Information supplied
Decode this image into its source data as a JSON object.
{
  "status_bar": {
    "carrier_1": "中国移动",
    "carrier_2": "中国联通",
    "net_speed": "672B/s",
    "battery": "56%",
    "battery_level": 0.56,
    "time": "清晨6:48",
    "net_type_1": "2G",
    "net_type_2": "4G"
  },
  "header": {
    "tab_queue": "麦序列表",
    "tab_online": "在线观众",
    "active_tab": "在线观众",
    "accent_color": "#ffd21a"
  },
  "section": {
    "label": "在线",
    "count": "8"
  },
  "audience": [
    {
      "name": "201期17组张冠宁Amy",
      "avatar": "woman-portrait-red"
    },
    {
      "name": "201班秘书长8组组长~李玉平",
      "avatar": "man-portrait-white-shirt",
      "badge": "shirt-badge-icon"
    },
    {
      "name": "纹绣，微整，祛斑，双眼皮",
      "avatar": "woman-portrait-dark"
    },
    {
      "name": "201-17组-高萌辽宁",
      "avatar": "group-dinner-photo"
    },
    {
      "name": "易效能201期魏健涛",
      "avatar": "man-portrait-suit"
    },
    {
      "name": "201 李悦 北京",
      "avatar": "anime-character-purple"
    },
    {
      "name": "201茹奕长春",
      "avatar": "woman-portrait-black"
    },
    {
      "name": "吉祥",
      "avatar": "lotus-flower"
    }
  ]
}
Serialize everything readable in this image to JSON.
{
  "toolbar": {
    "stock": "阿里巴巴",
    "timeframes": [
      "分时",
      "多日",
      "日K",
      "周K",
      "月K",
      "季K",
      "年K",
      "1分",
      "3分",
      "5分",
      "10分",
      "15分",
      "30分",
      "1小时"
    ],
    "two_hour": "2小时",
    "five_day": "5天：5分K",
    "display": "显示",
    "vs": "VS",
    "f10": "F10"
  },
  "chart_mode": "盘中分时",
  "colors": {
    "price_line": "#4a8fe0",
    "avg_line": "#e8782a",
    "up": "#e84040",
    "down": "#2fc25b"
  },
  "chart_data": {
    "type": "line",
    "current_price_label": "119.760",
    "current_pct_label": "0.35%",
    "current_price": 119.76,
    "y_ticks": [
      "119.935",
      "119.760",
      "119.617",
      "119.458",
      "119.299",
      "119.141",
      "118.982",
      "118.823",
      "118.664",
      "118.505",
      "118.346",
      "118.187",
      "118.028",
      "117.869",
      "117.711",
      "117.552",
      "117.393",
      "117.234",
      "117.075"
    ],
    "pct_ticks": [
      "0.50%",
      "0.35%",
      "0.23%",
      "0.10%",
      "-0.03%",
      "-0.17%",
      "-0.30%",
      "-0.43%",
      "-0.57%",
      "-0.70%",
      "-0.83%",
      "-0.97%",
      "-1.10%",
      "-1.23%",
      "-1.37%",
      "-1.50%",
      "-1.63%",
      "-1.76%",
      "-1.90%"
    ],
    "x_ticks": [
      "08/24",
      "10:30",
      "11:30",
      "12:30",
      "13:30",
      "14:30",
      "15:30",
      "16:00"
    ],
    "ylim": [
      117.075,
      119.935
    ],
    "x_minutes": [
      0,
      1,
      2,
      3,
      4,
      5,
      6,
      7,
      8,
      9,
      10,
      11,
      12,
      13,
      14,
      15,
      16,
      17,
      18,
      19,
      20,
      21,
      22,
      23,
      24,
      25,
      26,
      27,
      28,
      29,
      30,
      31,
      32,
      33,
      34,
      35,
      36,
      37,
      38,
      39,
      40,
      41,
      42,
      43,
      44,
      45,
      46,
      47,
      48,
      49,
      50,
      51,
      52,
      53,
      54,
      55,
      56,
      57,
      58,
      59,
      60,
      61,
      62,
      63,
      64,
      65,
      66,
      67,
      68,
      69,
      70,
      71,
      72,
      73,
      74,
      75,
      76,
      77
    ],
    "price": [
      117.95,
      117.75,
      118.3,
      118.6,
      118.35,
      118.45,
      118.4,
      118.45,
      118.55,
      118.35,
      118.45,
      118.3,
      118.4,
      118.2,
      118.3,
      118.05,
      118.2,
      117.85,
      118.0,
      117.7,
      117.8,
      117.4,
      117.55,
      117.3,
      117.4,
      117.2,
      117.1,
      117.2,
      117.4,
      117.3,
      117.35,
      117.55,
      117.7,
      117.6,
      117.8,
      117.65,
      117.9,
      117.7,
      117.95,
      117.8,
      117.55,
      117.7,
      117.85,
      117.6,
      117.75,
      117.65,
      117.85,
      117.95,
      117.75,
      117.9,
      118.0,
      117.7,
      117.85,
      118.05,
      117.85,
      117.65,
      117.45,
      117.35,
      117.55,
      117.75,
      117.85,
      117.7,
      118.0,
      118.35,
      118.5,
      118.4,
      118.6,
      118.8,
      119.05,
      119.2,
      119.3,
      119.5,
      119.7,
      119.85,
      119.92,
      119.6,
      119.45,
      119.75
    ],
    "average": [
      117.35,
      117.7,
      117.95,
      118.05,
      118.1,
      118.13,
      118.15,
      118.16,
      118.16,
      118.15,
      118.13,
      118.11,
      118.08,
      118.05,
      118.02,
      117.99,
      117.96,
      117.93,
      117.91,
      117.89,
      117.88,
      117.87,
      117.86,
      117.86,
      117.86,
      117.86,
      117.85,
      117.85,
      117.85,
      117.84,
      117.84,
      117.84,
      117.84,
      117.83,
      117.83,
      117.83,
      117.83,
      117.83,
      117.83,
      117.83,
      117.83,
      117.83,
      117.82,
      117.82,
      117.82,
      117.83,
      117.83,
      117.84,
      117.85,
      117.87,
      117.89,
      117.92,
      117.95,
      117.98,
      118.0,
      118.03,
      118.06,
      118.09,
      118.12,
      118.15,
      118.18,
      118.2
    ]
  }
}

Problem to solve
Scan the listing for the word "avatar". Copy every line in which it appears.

Exercise result
      "avatar": "woman-portrait-red"
      "avatar": "man-portrait-white-shirt",
      "avatar": "woman-portrait-dark"
      "avatar": "group-dinner-photo"
      "avatar": "man-portrait-suit"
      "avatar": "anime-character-purple"
      "avatar": "woman-portrait-black"
      "avatar": "lotus-flower"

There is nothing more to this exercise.